What is a JFET transistor and how it works

JFET transistor

This post is about structure, parameters and properties of JFET transistor.

JFET transistor is a three-terminal device, where one of the terminal can control current between two others. JFET transistor terminals are drain (D), source (S) and gate (G). Here current between D and S can be controlled by gate-source voltage.

Construction of JFET transistor is depicted on the figure below. N-type JFET transistor consist of n-type semiconductor with heavily doped p-type regions as shown on the figure. P-type areas are forming the gate, both p-type areas and n-type area are equipped with thin contacts layers.

JFET n-type

JFET p-type

JFET electrical symbols

Let’s consider n-type JFET transistor. Here n-type semiconductor is connected to drain and source with ohmic contacts, p-type semiconductors are connected to the gate and connected to each other.

JFET transistor is in cut-off mode, and does not conduct any current when both source-gate and drain-source potentials are zero.

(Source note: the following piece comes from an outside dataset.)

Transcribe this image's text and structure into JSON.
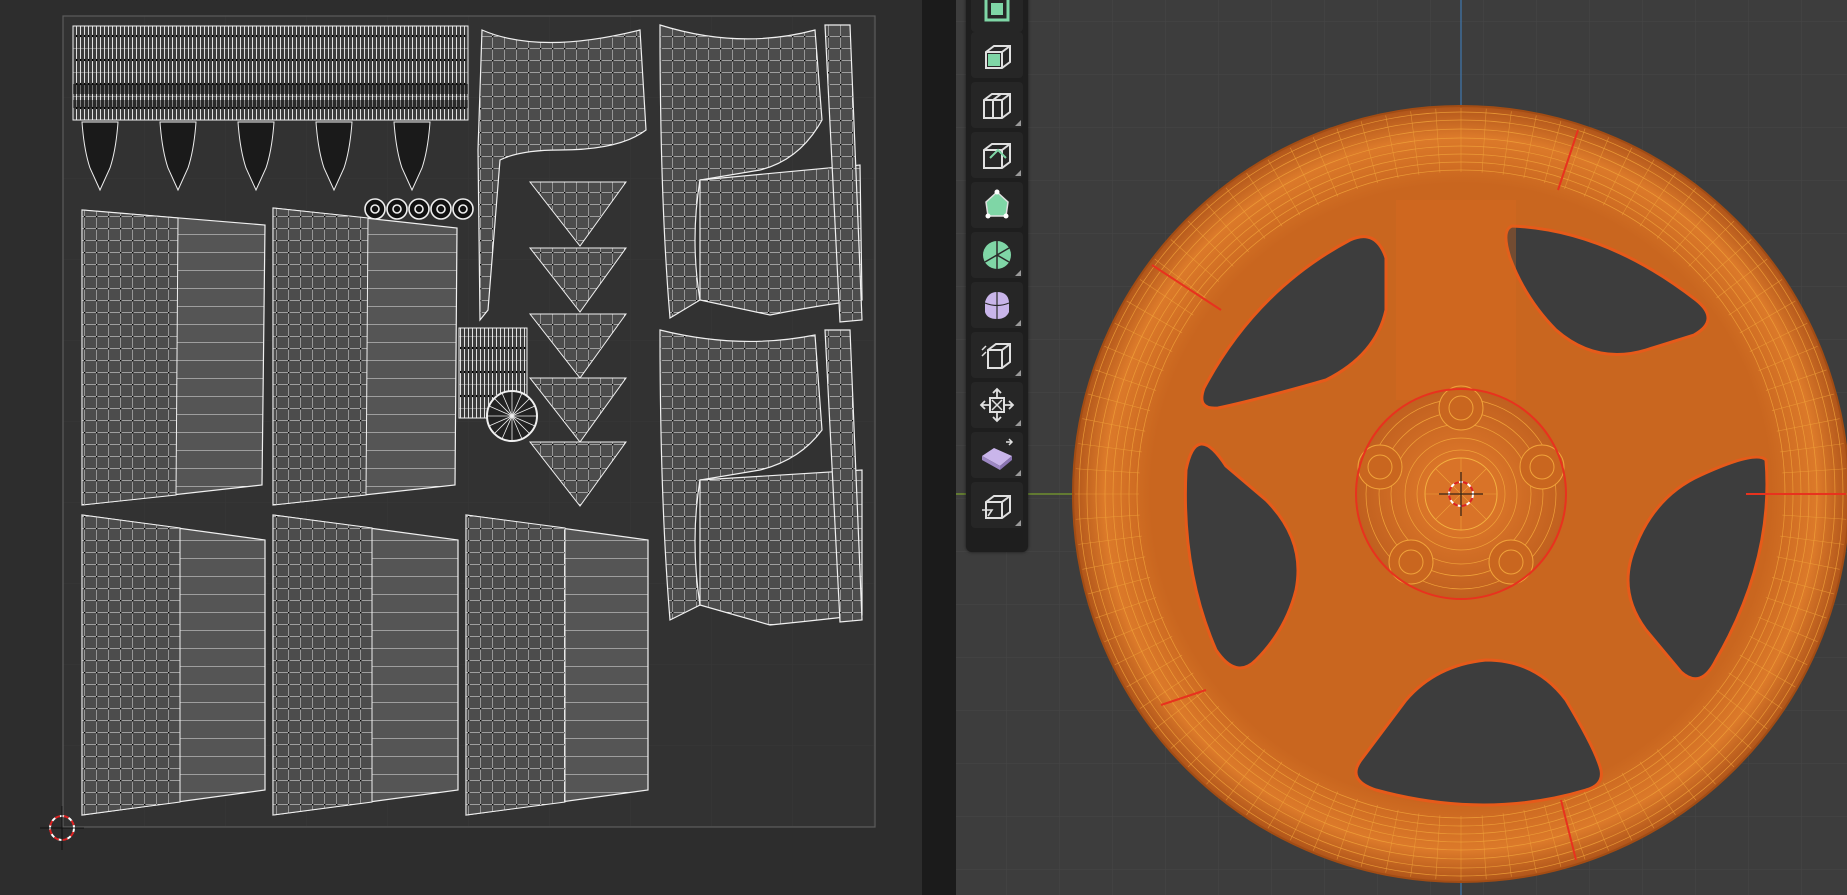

There is thin depletion regions are formed around p-type regions of JFET. Depletion regions are free from free careers, so there is no current through depletion area.

Let’s keep vGS=0 and apply drain-source voltage vDS>0. Current ID will flow from drain and source (note that electrons will move in the opposite direction). Here JFET transistor operates in ohmic mode. Depletion region around p-type areas is wider close to drain because of the voltage distribution  between drain and source. When vDS is growing, width of depletion areas close of drain is growing as well. At some point drain-source voltage will reach vP level, when these depletion areas will get very close to each other. vP voltage is called pinch-off voltage. After this point JFET transistor will go to the saturation mode. Here small channel between two depletion areas will still exist with constant current through is IDSS.

If vGS<0, depletion regions still grows around p-type areas of JFET transistor. In order to maintain depletion regions vGS should be smaller than vDS. Lower vGS. lower pinch-off voltage vP. Finally when vGS=vPIDSS=0. JFET is off.


JFET transistor
JFET transistor
JFET transistor
JFET transistor

Ohmic mode

JFET transistor
JFET transistor

Saturation mode

When JFET transistor operates in ohmic mode, the resistance of n-channel can  be controlled by vGS voltage, so JFET behaves like a voltage-controlled resistor.  First approximation of JFET resistance in this case is rDS=v2P2IDSS(vGS+Vp)2.

Finally equations, describing JFET transistor behaviour are:

VGS<Vpfor cut-off region;

vDS>Vbreak for breakdown voltage;

vDS <vGS+vp4, vGS>vpiD=iDSRDSRDS=vp22IDsS(vGS+vp) for ohmic region;

iD=IDSSvp2(vGS+vp)2, vDS>vGS+vp, vGS>vpfor saturation region. Here IDSS is a maximum current, when vGS=0 and vDS>vP.

If vGS < vPID=0.

If 0<vGS<vP, then 0<i<IDSS.

JFET transistor transfer function

Transfer characteristic is the relation between output current ID and controlling voltage VGS.  The easiest way to obtain transfer characteristic is to apply Shockley equation ID=IDS(1vGSvP)2=f(vGS).  It gives us ID=IDSS, when vGS=0 and ID=0, when vGS=vp. Here we are having  important relationship between vGS and vP is vGS=vP(1IDIDSS).

In order to outline the transfer function, we must calculate ID current for different key levels of vGS.

Transfer function can be obtained from the ID(vDS) characteristics like on the figure below.

JFET transistor
JFET transistor

Fixed-bias JFET configuration

Three most important relationships for operation of FET transistor devices are IG=0, ID=IS and Shockley equation ID=IDSS(1VGSvP)2.

Here  vin and vout are ac levels.

JFET transistor
JFET transistor


vDS=vDDIDRDvG=vGSvD=vDS, because vS=0V.


Self-biased JFET transistor configuration

JFET transistor
JFET transistor


Here vRS=vGS, and from the other side vRS=ISRSID=IS then vGS=IDRS and  vDS=vDDIDRSIDRDvG=0, vS=IDRS, and vD=VDD+IDRS,

In accordance to Shockley equation ID=IDSS(1+IDRSvP)2, then we are having second order equation that will lead us to quadratic function.